== Assignment ==
All of the data below is to be returned unaltered.

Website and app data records

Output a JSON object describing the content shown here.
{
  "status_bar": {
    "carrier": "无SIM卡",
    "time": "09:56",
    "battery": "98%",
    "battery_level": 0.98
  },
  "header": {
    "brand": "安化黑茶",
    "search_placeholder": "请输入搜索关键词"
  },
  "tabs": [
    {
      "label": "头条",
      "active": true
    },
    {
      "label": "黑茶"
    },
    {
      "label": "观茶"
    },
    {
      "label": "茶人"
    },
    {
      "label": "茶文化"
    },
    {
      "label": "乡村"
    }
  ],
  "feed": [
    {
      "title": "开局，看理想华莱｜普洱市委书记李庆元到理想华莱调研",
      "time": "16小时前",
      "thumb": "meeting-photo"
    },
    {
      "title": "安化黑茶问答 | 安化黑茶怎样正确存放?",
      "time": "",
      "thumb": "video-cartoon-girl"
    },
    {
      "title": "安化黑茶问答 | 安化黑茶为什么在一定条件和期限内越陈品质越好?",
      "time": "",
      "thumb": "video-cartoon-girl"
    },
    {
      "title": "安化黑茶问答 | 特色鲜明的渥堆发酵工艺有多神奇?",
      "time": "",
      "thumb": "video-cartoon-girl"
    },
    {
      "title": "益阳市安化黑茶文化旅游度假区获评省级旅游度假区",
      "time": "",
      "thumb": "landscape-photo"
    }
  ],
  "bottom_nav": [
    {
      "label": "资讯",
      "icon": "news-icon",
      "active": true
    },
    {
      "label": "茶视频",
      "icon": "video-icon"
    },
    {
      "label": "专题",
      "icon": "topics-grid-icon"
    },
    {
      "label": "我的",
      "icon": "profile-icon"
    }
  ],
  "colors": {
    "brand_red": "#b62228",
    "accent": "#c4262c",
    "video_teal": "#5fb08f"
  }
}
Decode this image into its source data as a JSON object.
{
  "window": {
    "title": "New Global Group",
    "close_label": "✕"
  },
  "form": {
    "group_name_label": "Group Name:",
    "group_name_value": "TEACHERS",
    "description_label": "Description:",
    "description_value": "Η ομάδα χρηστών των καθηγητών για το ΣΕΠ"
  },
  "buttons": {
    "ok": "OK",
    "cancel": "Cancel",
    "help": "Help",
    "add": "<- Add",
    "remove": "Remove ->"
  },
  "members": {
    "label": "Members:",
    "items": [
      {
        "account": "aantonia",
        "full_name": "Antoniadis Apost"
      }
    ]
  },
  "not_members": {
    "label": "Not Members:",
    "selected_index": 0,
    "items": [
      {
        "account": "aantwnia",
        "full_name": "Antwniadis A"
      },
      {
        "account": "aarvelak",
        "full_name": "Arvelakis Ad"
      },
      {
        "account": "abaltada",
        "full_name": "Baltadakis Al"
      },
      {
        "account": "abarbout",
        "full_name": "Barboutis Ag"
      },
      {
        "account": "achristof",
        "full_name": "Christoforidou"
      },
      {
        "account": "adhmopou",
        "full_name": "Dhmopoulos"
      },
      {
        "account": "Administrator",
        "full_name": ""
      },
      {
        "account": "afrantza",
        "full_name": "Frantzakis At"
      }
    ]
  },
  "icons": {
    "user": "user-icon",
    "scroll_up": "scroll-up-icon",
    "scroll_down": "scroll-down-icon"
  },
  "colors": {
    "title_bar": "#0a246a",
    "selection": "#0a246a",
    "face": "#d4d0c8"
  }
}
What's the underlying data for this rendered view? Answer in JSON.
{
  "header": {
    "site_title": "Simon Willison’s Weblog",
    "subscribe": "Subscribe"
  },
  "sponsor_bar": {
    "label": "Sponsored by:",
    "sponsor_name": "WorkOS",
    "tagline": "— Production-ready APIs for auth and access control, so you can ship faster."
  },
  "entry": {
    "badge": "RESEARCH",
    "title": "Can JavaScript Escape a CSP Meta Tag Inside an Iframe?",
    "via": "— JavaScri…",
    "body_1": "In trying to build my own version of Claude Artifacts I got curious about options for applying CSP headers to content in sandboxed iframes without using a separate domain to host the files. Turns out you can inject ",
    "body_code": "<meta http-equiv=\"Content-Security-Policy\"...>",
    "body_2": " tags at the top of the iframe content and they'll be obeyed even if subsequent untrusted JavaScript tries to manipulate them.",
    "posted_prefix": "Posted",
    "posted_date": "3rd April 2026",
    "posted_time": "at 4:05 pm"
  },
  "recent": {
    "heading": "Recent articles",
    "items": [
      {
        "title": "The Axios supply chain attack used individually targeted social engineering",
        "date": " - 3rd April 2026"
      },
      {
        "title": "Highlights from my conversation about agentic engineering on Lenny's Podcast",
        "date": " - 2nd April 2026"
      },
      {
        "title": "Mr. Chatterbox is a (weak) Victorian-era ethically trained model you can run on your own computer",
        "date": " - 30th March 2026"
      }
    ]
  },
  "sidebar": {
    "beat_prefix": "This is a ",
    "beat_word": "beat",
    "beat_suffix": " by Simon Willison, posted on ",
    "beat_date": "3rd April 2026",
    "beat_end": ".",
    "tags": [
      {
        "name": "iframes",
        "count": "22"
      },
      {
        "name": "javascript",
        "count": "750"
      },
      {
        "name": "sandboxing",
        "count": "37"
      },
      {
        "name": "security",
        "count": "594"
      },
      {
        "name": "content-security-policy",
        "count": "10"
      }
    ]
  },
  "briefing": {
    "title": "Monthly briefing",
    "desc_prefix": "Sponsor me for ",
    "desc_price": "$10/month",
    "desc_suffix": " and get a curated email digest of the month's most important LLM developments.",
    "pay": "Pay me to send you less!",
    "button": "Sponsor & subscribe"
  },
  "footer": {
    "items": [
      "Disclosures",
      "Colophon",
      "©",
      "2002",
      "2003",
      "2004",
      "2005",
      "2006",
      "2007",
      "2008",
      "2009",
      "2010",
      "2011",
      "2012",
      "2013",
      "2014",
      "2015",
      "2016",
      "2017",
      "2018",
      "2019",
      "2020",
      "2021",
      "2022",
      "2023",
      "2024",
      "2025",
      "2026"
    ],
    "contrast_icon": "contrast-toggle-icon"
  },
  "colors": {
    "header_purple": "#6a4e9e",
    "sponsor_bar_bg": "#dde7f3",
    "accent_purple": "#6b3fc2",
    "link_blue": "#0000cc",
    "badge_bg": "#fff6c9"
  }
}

== Solution ==
Output a JSON object describing the content shown here.
{
  "status_bar": {
    "carrier": "无SIM卡",
    "time": "09:56",
    "battery": "98%",
    "battery_level": 0.98
  },
  "header": {
    "brand": "安化黑茶",
    "search_placeholder": "请输入搜索关键词"
  },
  "tabs": [
    {
      "label": "头条",
      "active": true
    },
    {
      "label": "黑茶"
    },
    {
      "label": "观茶"
    },
    {
      "label": "茶人"
    },
    {
      "label": "茶文化"
    },
    {
      "label": "乡村"
    }
  ],
  "feed": [
    {
      "title": "开局，看理想华莱｜普洱市委书记李庆元到理想华莱调研",
      "time": "16小时前",
      "thumb": "meeting-photo"
    },
    {
      "title": "安化黑茶问答 | 安化黑茶怎样正确存放?",
      "time": "",
      "thumb": "video-cartoon-girl"
    },
    {
      "title": "安化黑茶问答 | 安化黑茶为什么在一定条件和期限内越陈品质越好?",
      "time": "",
      "thumb": "video-cartoon-girl"
    },
    {
      "title": "安化黑茶问答 | 特色鲜明的渥堆发酵工艺有多神奇?",
      "time": "",
      "thumb": "video-cartoon-girl"
    },
    {
      "title": "益阳市安化黑茶文化旅游度假区获评省级旅游度假区",
      "time": "",
      "thumb": "landscape-photo"
    }
  ],
  "bottom_nav": [
    {
      "label": "资讯",
      "icon": "news-icon",
      "active": true
    },
    {
      "label": "茶视频",
      "icon": "video-icon"
    },
    {
      "label": "专题",
      "icon": "topics-grid-icon"
    },
    {
      "label": "我的",
      "icon": "profile-icon"
    }
  ],
  "colors": {
    "brand_red": "#b62228",
    "accent": "#c4262c",
    "video_teal": "#5fb08f"
  }
}
Decode this image into its source data as a JSON object.
{
  "window": {
    "title": "New Global Group",
    "close_label": "✕"
  },
  "form": {
    "group_name_label": "Group Name:",
    "group_name_value": "TEACHERS",
    "description_label": "Description:",
    "description_value": "Η ομάδα χρηστών των καθηγητών για το ΣΕΠ"
  },
  "buttons": {
    "ok": "OK",
    "cancel": "Cancel",
    "help": "Help",
    "add": "<- Add",
    "remove": "Remove ->"
  },
  "members": {
    "label": "Members:",
    "items": [
      {
        "account": "aantonia",
        "full_name": "Antoniadis Apost"
      }
    ]
  },
  "not_members": {
    "label": "Not Members:",
    "selected_index": 0,
    "items": [
      {
        "account": "aantwnia",
        "full_name": "Antwniadis A"
      },
      {
        "account": "aarvelak",
        "full_name": "Arvelakis Ad"
      },
      {
        "account": "abaltada",
        "full_name": "Baltadakis Al"
      },
      {
        "account": "abarbout",
        "full_name": "Barboutis Ag"
      },
      {
        "account": "achristof",
        "full_name": "Christoforidou"
      },
      {
        "account": "adhmopou",
        "full_name": "Dhmopoulos"
      },
      {
        "account": "Administrator",
        "full_name": ""
      },
      {
        "account": "afrantza",
        "full_name": "Frantzakis At"
      }
    ]
  },
  "icons": {
    "user": "user-icon",
    "scroll_up": "scroll-up-icon",
    "scroll_down": "scroll-down-icon"
  },
  "colors": {
    "title_bar": "#0a246a",
    "selection": "#0a246a",
    "face": "#d4d0c8"
  }
}
What's the underlying data for this rendered view? Answer in JSON.
{
  "header": {
    "site_title": "Simon Willison’s Weblog",
    "subscribe": "Subscribe"
  },
  "sponsor_bar": {
    "label": "Sponsored by:",
    "sponsor_name": "WorkOS",
    "tagline": "— Production-ready APIs for auth and access control, so you can ship faster."
  },
  "entry": {
    "badge": "RESEARCH",
    "title": "Can JavaScript Escape a CSP Meta Tag Inside an Iframe?",
    "via": "— JavaScri…",
    "body_1": "In trying to build my own version of Claude Artifacts I got curious about options for applying CSP headers to content in sandboxed iframes without using a separate domain to host the files. Turns out you can inject ",
    "body_code": "<meta http-equiv=\"Content-Security-Policy\"...>",
    "body_2": " tags at the top of the iframe content and they'll be obeyed even if subsequent untrusted JavaScript tries to manipulate them.",
    "posted_prefix": "Posted",
    "posted_date": "3rd April 2026",
    "posted_time": "at 4:05 pm"
  },
  "recent": {
    "heading": "Recent articles",
    "items": [
      {
        "title": "The Axios supply chain attack used individually targeted social engineering",
        "date": " - 3rd April 2026"
      },
      {
        "title": "Highlights from my conversation about agentic engineering on Lenny's Podcast",
        "date": " - 2nd April 2026"
      },
      {
        "title": "Mr. Chatterbox is a (weak) Victorian-era ethically trained model you can run on your own computer",
        "date": " - 30th March 2026"
      }
    ]
  },
  "sidebar": {
    "beat_prefix": "This is a ",
    "beat_word": "beat",
    "beat_suffix": " by Simon Willison, posted on ",
    "beat_date": "3rd April 2026",
    "beat_end": ".",
    "tags": [
      {
        "name": "iframes",
        "count": "22"
      },
      {
        "name": "javascript",
        "count": "750"
      },
      {
        "name": "sandboxing",
        "count": "37"
      },
      {
        "name": "security",
        "count": "594"
      },
      {
        "name": "content-security-policy",
        "count": "10"
      }
    ]
  },
  "briefing": {
    "title": "Monthly briefing",
    "desc_prefix": "Sponsor me for ",
    "desc_price": "$10/month",
    "desc_suffix": " and get a curated email digest of the month's most important LLM developments.",
    "pay": "Pay me to send you less!",
    "button": "Sponsor & subscribe"
  },
  "footer": {
    "items": [
      "Disclosures",
      "Colophon",
      "©",
      "2002",
      "2003",
      "2004",
      "2005",
      "2006",
      "2007",
      "2008",
      "2009",
      "2010",
      "2011",
      "2012",
      "2013",
      "2014",
      "2015",
      "2016",
      "2017",
      "2018",
      "2019",
      "2020",
      "2021",
      "2022",
      "2023",
      "2024",
      "2025",
      "2026"
    ],
    "contrast_icon": "contrast-toggle-icon"
  },
  "colors": {
    "header_purple": "#6a4e9e",
    "sponsor_bar_bg": "#dde7f3",
    "accent_purple": "#6b3fc2",
    "link_blue": "#0000cc",
    "badge_bg": "#fff6c9"
  }
}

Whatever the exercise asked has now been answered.